I find it to be a “tree in the woods” sort of question. If you’re a sexual object of sorts (she has to be, as she’s like wearing no clothes), but you know you are, are you really? That is, if you have embraced your sexuality without letting it define you, you’ve controlled it instead of letting it control you, are you allowing yourself to be sexualized or are you just expressing yourself as a female?

It’s an interesting issue, and I’d love to hear your opinions. Meanwhile, I’ll be singing “Drunk in Love” at top volume….and trying to be cuter than this kid.

Style: It’s Not a Popularity Contest

A couple weeks ago in my business ethics class, we discussed the ethicality of Abercrombie and Fitch’s decision to not sell clothing in plus sizes, stating that they didn’t want plus-sized people wearing their clothes. One of my classmates commented, “I just can’t live with the idea of a larger girl coming home to her parents crying asking why she can’t wear the clothes her classmates wear.”

The comment got me thinking.

While I completely agree that the implications of A&F’s decisions are upsetting, we can’t necessarily make A&F change their sizing. We can, however, change how we allow our girls to perceive style.

The years of junior high and high school are hard times to be female. I’ve been there. I know. Things can seem so black and white at times. You wear this brand or buy this new gadget, and you’re a cool kid. You don’t, you aren’t. This line of thinking gives young girls two perceived options: conform or be judged. For a girl who isn’t of the body shape to wear tight-fitting AE jeans or graphic tees, the options are to wear clothes that don’t flatter them and they don’t feel confident in, or to wear something different and feel judged.

It shouldn’t have to be like that.

Style is at its core a way for us to express ourselves. By letting girls routinely fall into the double bind of conformity, we are allowing them to believe that their fashion choices should reflect how they are just like everyone else. We are letting them think that sameness is valued, and that there is a “right” way to be yourself. Be yourself, as long as yourself can fit into size zero jeans.

We need to instead teach young girls that style is about confidence, about wearing things that make them feel beautiful, not popular.

Growing up, I was taught that style was about making your body shape work for you. I was taught that there was always a way to fit, to flatter, to accentuate. There was always a way to be the best version of yourself.

Because of that, I didn’t view the “popular kid” brands as some sort of unshakeable standard of high fashion.

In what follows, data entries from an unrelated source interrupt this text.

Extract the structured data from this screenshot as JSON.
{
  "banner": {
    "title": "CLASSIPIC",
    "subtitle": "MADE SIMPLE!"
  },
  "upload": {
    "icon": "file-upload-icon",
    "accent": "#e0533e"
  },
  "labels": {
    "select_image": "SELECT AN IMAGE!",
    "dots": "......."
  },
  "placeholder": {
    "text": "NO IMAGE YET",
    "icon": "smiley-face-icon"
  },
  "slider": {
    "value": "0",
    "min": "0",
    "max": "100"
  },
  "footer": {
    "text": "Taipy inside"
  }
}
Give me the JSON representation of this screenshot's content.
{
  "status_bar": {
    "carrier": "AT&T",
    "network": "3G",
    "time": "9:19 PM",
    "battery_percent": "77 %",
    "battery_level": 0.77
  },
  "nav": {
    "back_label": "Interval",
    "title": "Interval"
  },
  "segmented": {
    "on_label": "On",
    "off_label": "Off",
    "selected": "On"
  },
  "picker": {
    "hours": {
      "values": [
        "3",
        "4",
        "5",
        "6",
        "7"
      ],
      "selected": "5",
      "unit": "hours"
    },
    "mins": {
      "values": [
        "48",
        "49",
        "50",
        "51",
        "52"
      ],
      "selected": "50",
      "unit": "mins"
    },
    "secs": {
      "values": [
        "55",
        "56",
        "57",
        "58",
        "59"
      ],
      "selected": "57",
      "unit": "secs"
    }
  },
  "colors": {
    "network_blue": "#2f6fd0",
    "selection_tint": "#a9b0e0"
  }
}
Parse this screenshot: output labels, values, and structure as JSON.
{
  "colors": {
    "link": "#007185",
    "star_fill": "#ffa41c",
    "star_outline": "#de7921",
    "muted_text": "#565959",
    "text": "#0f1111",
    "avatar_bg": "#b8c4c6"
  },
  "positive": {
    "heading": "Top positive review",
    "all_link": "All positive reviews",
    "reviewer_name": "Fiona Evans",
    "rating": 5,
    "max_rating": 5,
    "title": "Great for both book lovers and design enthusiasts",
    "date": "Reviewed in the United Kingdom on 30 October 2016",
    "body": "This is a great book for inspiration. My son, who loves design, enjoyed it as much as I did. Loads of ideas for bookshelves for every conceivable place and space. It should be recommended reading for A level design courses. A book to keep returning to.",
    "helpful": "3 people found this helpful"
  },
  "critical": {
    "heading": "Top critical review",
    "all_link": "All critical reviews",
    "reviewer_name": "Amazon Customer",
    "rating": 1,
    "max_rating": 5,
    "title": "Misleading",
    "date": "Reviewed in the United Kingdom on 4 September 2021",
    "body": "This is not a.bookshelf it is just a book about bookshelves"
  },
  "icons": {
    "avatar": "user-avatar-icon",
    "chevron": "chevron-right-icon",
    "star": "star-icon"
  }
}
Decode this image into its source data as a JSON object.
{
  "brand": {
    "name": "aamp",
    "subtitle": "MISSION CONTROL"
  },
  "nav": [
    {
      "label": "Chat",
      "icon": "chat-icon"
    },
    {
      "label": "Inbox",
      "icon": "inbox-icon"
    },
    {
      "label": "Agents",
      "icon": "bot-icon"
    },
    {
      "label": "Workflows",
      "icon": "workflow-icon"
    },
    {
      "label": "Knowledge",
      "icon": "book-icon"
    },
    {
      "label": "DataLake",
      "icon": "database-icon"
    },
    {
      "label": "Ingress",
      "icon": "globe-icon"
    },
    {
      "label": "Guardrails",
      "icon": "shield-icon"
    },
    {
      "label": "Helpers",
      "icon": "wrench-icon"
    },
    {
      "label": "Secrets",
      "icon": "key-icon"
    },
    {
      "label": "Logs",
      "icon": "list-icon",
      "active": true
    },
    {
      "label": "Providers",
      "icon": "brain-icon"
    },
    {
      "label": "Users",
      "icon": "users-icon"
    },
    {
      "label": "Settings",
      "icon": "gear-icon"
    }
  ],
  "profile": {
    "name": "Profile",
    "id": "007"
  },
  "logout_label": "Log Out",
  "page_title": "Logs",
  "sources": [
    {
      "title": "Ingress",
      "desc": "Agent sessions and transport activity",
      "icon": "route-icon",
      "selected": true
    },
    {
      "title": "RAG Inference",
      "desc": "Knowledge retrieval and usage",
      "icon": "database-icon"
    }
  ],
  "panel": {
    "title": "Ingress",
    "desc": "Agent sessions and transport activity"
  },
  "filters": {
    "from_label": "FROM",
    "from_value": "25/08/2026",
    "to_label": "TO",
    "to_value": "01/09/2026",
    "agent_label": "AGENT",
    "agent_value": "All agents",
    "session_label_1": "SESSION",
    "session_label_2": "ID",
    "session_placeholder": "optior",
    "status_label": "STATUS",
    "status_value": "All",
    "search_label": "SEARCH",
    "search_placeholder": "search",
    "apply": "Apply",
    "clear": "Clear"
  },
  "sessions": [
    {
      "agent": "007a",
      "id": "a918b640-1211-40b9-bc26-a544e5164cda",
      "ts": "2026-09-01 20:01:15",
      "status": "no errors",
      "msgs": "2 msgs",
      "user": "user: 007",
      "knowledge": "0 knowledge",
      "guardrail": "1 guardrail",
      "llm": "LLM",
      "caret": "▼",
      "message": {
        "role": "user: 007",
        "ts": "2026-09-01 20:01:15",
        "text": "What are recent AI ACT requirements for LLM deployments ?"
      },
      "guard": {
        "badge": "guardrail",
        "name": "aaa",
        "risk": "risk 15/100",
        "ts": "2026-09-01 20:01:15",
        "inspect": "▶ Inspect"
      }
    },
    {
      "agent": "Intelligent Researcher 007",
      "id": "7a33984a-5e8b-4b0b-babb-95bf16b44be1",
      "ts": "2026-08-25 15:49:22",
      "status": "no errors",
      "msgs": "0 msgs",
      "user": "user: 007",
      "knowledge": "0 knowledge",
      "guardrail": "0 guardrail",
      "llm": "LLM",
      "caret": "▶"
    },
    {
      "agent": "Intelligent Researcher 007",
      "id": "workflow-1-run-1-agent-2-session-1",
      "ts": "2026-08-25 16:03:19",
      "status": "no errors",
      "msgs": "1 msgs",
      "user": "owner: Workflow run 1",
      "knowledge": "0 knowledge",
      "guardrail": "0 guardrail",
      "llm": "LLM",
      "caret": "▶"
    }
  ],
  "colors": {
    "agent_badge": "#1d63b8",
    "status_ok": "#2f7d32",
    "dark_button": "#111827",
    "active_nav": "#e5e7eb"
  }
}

I viewed them as an option, an option that just didn’t work for me and my body shape. I was (and still am) curvy. I’m just not made to wear tight tees and low-rise jeans. But I never let that stop me from pursuing fashion.

Sure, my clothes didn’t look like everyone else’s. I wore different cuts and fits, and sometimes outlandishly different styles, but I didn’t care. I didn’t see myself as different. I saw myself as Taylor, and Taylor wore what looked good on her. That just happened to be something other than what was popular at the time.

The reactions of my peers were far from the social ostracism that might be expected. I was confident because I felt good about myself, and my peers took notice. While I made some style decisions that today I question (don’t we all do that?) I was never made fun of or excluded. I was myself. And I turned out okay!

I think curvier girls like me (and all girls!) should be taught that it is okay to not follow the crowd, if it means feeling better about yourself. I would rather be a confident me wearing a burlap sack than an awkward me attempting to cram into what everyone else deems “cool.” When style becomes about confidence, conformity becomes irrelevant. Girls are able to dress themselves in a way that makes them look in the mirror and truly love what they see, regardless of their shape.

We can’t always control the media’s messages or protect our daughters, sisters, or friends from them. But we can teach them that the messages are just that – messages. They’re not commandments, rules, or standards. We can remind them, as hard as it can be sometimes, that if popularity means shopping at a certain store, they can opt out. After all, the confidence of a woman speaks volumes more about her than the logo on her tee.